At an estimated Rs 12.8 trillion in 2006, India's retailing sector makes up close to forty per cent of the country's GDP. Of this, food and grocery (F&G) items account for a significant 74 per cent of total retail sales across both, the organised and unorganised sectors. Only 1% of the food items retailed in India flow through the organised retail channel.
Organised food retailing can increase rural incomes, reduce inflation and increase rural spending power, which would then boost the gross domestic product (GDP) growth rate. A CRISIL Research report on the retail food industry says the total avoidable supply chain costs in the Food & Grocery (F&G) vertical, which accounts for 74 per cent of total retail sales in the Indian organised and unorganised sector, are about Rs 1,00,000 crore. About 57 per cent is due to avoidable wastage and 43 per cent due to avoidable storage and commissions costs.
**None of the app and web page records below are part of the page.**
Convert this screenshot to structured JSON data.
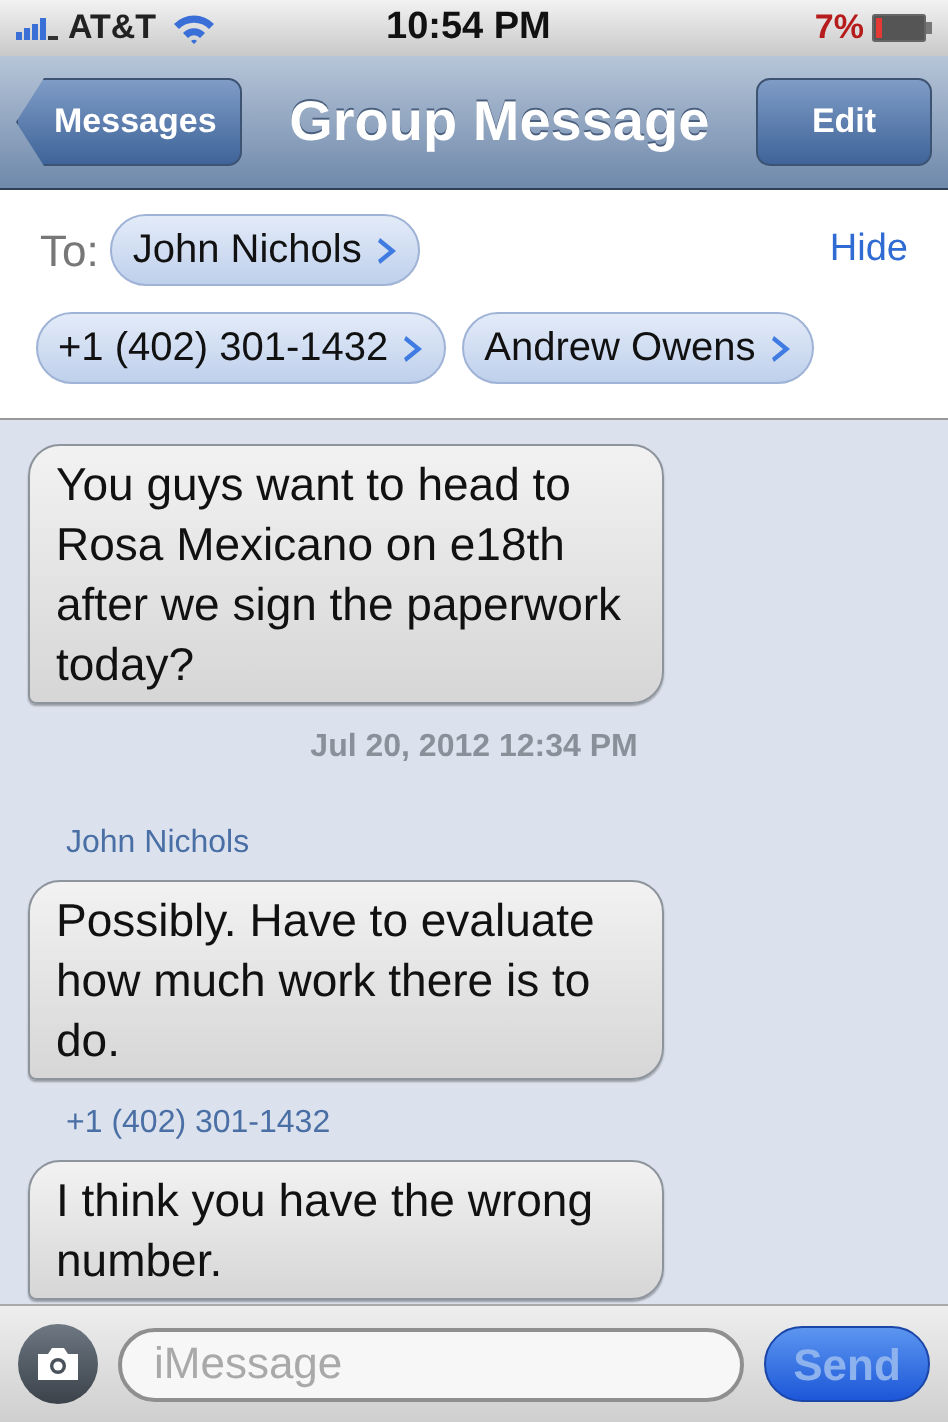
{
  "status_bar": {
    "carrier": "AT&T",
    "time": "10:54 PM",
    "battery": "7%"
  },
  "nav": {
    "back": "Messages",
    "title": "Group Message",
    "action": "Edit"
  },
  "recipients": {
    "label": "To:",
    "hide": "Hide",
    "chips": [
      "John Nichols",
      "+1 (402) 301-1432",
      "Andrew Owens"
    ]
  },
  "messages": [
    {
      "kind": "bubble",
      "text": "You guys want to head to Rosa Mexicano on e18th after we sign the paperwork today?"
    },
    {
      "kind": "timestamp",
      "text": "Jul 20, 2012 12:34 PM"
    },
    {
      "kind": "sender",
      "text": "John Nichols"
    },
    {
      "kind": "bubble",
      "text": "Possibly. Have to evaluate how much work there is to do."
    },
    {
      "kind": "sender",
      "text": "+1 (402) 301-1432"
    },
    {
      "kind": "bubble",
      "text": "I think you have the wrong number."
    }
  ],
  "composer": {
    "placeholder": "iMessage",
    "send": "Send",
    "send_disabled": true
  }
}
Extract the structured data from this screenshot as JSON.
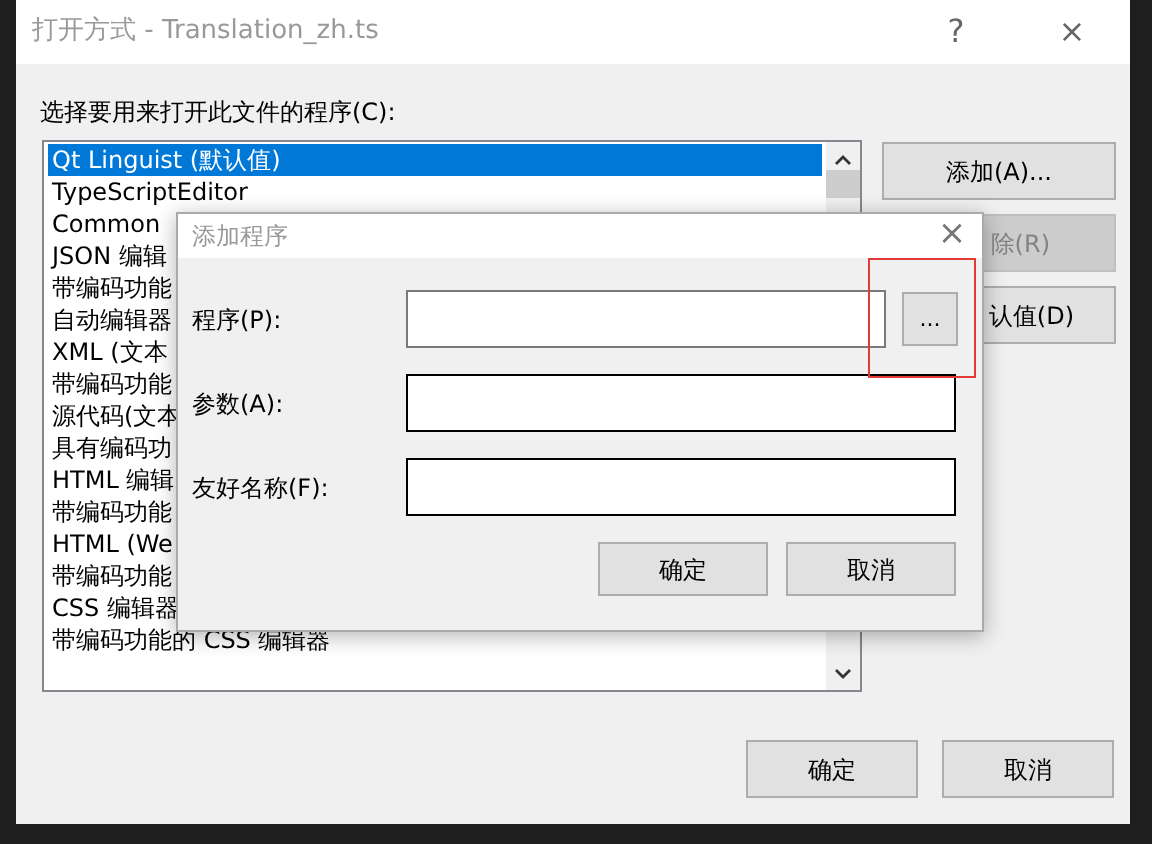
{
  "window": {
    "title": "打开方式 - Translation_zh.ts",
    "help": "?",
    "close": "×"
  },
  "prompt": "选择要用来打开此文件的程序(C):",
  "programs": [
    {
      "label": "Qt Linguist (默认值)",
      "selected": true
    },
    {
      "label": "TypeScriptEditor",
      "selected": false
    },
    {
      "label": "Common",
      "selected": false
    },
    {
      "label": "JSON 编辑",
      "selected": false
    },
    {
      "label": "带编码功能",
      "selected": false
    },
    {
      "label": "自动编辑器",
      "selected": false
    },
    {
      "label": "XML (文本",
      "selected": false
    },
    {
      "label": "带编码功能",
      "selected": false
    },
    {
      "label": "源代码(文本",
      "selected": false
    },
    {
      "label": "具有编码功",
      "selected": false
    },
    {
      "label": "HTML 编辑",
      "selected": false
    },
    {
      "label": "带编码功能",
      "selected": false
    },
    {
      "label": "HTML (We",
      "selected": false
    },
    {
      "label": "带编码功能",
      "selected": false
    },
    {
      "label": "CSS 编辑器",
      "selected": false
    },
    {
      "label": "带编码功能的 CSS 编辑器",
      "selected": false
    }
  ],
  "side_buttons": [
    {
      "label": "添加(A)...",
      "disabled": false
    },
    {
      "label": "除(R)",
      "disabled": true
    },
    {
      "label": "认值(D)",
      "disabled": false
    }
  ],
  "footer_buttons": [
    "确定",
    "取消"
  ],
  "add_dialog": {
    "title": "添加程序",
    "close": "×",
    "fields": [
      {
        "kind": "browse",
        "label": "程序(P):",
        "browse": "..."
      },
      {
        "kind": "text",
        "label": "参数(A):"
      },
      {
        "kind": "text",
        "label": "友好名称(F):"
      }
    ],
    "buttons": [
      "确定",
      "取消"
    ]
  }
}
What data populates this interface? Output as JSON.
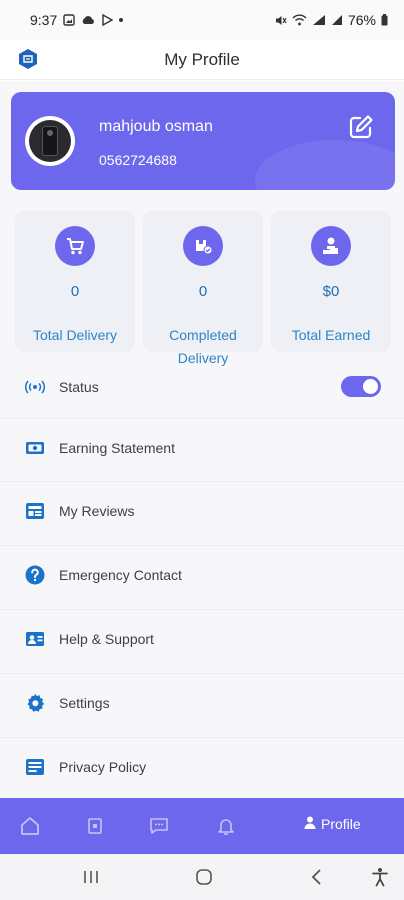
{
  "status_bar": {
    "time": "9:37",
    "battery": "76%"
  },
  "header": {
    "title": "My Profile"
  },
  "profile": {
    "name": "mahjoub osman",
    "phone": "0562724688"
  },
  "stats": [
    {
      "value": "0",
      "label": "Total Delivery",
      "icon": "cart-icon"
    },
    {
      "value": "0",
      "label_line1": "Completed",
      "label_line2": "Delivery",
      "icon": "box-check-icon"
    },
    {
      "value": "$0",
      "label": "Total Earned",
      "icon": "money-hand-icon"
    }
  ],
  "menu": {
    "items": [
      {
        "label": "Status",
        "icon": "broadcast-icon",
        "toggle_on": true
      },
      {
        "label": "Earning Statement",
        "icon": "cash-icon"
      },
      {
        "label": "My Reviews",
        "icon": "reviews-icon"
      },
      {
        "label": "Emergency Contact",
        "icon": "help-circle-icon"
      },
      {
        "label": "Help & Support",
        "icon": "contact-card-icon"
      },
      {
        "label": "Settings",
        "icon": "gear-icon"
      },
      {
        "label": "Privacy Policy",
        "icon": "policy-icon"
      }
    ]
  },
  "bottom_nav": {
    "active_label": "Profile",
    "items": [
      "home-icon",
      "orders-icon",
      "chat-icon",
      "bell-icon",
      "profile-icon"
    ]
  },
  "colors": {
    "accent": "#6d67ee",
    "stat_text": "#2c86c6",
    "menu_icon": "#1a73c9"
  }
}
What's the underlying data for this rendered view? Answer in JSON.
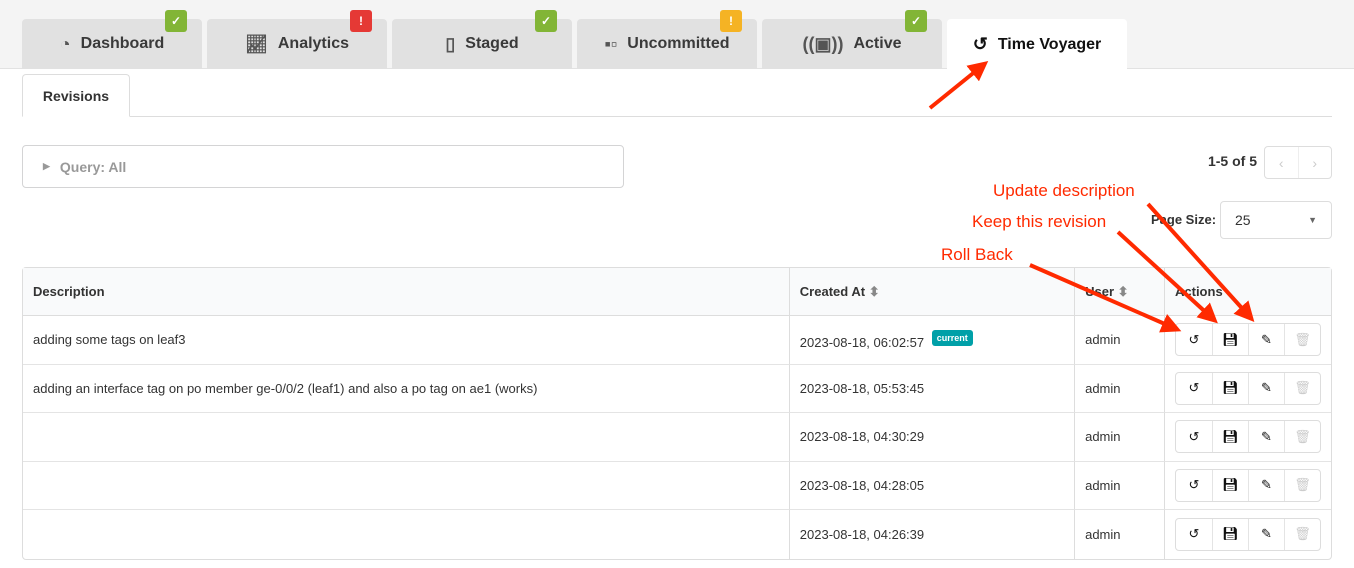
{
  "tabs": [
    {
      "label": "Dashboard",
      "icon": "gauge-icon",
      "status": "ok"
    },
    {
      "label": "Analytics",
      "icon": "chart-line-icon",
      "status": "error"
    },
    {
      "label": "Staged",
      "icon": "file-icon",
      "status": "ok"
    },
    {
      "label": "Uncommitted",
      "icon": "boxes-icon",
      "status": "warning"
    },
    {
      "label": "Active",
      "icon": "broadcast-icon",
      "status": "ok"
    },
    {
      "label": "Time Voyager",
      "icon": "history-icon",
      "status": null
    }
  ],
  "subtab": "Revisions",
  "query": "Query: All",
  "pagination": {
    "info": "1-5 of 5",
    "page_size_label": "Page Size:",
    "page_size": "25"
  },
  "table": {
    "headers": [
      "Description",
      "Created At",
      "User",
      "Actions"
    ],
    "current_badge": "current",
    "rows": [
      {
        "description": "adding some tags on leaf3",
        "created": "2023-08-18, 06:02:57",
        "user": "admin",
        "current": true
      },
      {
        "description": "adding an interface tag on po member ge-0/0/2 (leaf1) and also a po tag on ae1 (works)",
        "created": "2023-08-18, 05:53:45",
        "user": "admin"
      },
      {
        "description": "",
        "created": "2023-08-18, 04:30:29",
        "user": "admin"
      },
      {
        "description": "",
        "created": "2023-08-18, 04:28:05",
        "user": "admin"
      },
      {
        "description": "",
        "created": "2023-08-18, 04:26:39",
        "user": "admin"
      }
    ]
  },
  "annotations": {
    "update": "Update description",
    "keep": "Keep this revision",
    "rollback": "Roll Back"
  },
  "colors": {
    "ok": "#82b536",
    "error": "#e53935",
    "warning": "#f5b324",
    "current": "#00a0a8",
    "annotation": "#ff2a00"
  }
}
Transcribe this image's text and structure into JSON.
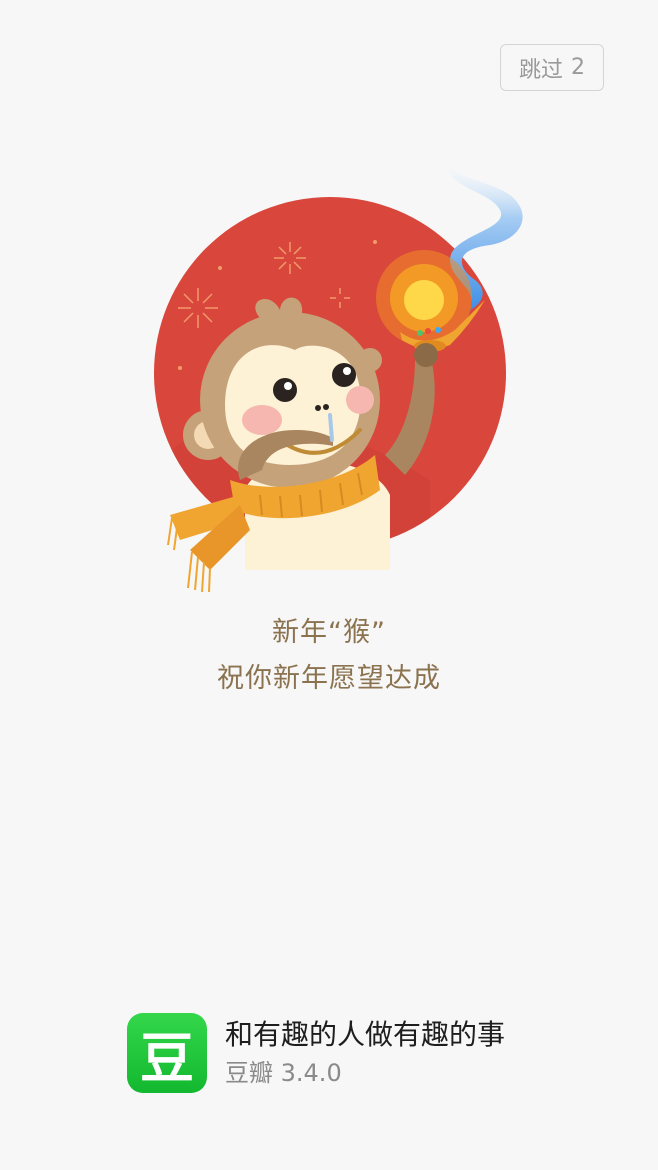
{
  "skip": {
    "label": "跳过",
    "countdown": "2"
  },
  "illustration": {
    "description_icon": "monkey-with-lamp-illustration"
  },
  "greeting": {
    "line1": "新年“猴”",
    "line2": "祝你新年愿望达成"
  },
  "footer": {
    "logo_char": "豆",
    "slogan": "和有趣的人做有趣的事",
    "app_name": "豆瓣",
    "version": "3.4.0"
  },
  "colors": {
    "background": "#f7f7f7",
    "red_circle": "#d9473c",
    "greeting_text": "#8b7350",
    "logo_green": "#1fc63a",
    "scarf": "#f0a531"
  }
}
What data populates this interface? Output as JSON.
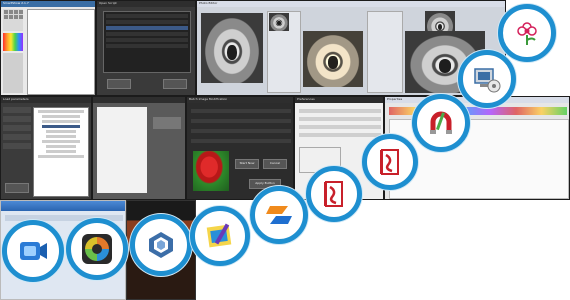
{
  "collage": {
    "screens": {
      "paint": {
        "title": "SmartShow 2.1.7"
      },
      "dark_dialog": {
        "title": "Open Script"
      },
      "koala_strip": {
        "title": "Photo Editor"
      },
      "prefs": {
        "title": "Preferences"
      },
      "tree": {
        "title": "Load parameters"
      },
      "modify": {
        "title": "Batch Image Modification",
        "ok": "Start Now",
        "cancel": "Cancel",
        "buttons": "Apply Button"
      },
      "props": {
        "title": "Properties"
      }
    },
    "icons": [
      {
        "name": "video-app-icon",
        "color": "#2b7bd6"
      },
      {
        "name": "aperture-icon",
        "color": "#e27a2a"
      },
      {
        "name": "hexagon-frame-icon",
        "color": "#3c6ea8"
      },
      {
        "name": "palette-pen-icon",
        "color": "#2a8fd8"
      },
      {
        "name": "orange-blue-logo-icon",
        "color": "#f08a1c"
      },
      {
        "name": "red-book-icon",
        "color": "#c8202a"
      },
      {
        "name": "red-book-icon-2",
        "color": "#c8202a"
      },
      {
        "name": "magnet-pencil-icon",
        "color": "#c8202a"
      },
      {
        "name": "computer-setup-icon",
        "color": "#3a6ea5"
      },
      {
        "name": "flower-icon",
        "color": "#d4205a"
      }
    ],
    "accent": "#1e8fd0"
  }
}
The F&G vertical comprises fresh fruits and vegetables, milk and milk products, fast moving consumer goods and food grains (staples). Within this, staples and unprocessed fruits and vegetables account for 50 per cent of food retail, amounting to Rs 4,70,000 crore, the CRISIL Research paper says. The distribution costs increase due to the presence of several layers in the supply chain and, coupled with the movement of goods across different states or regions, lead to high wastage — caused by inadequate transportation and cold storage facilities.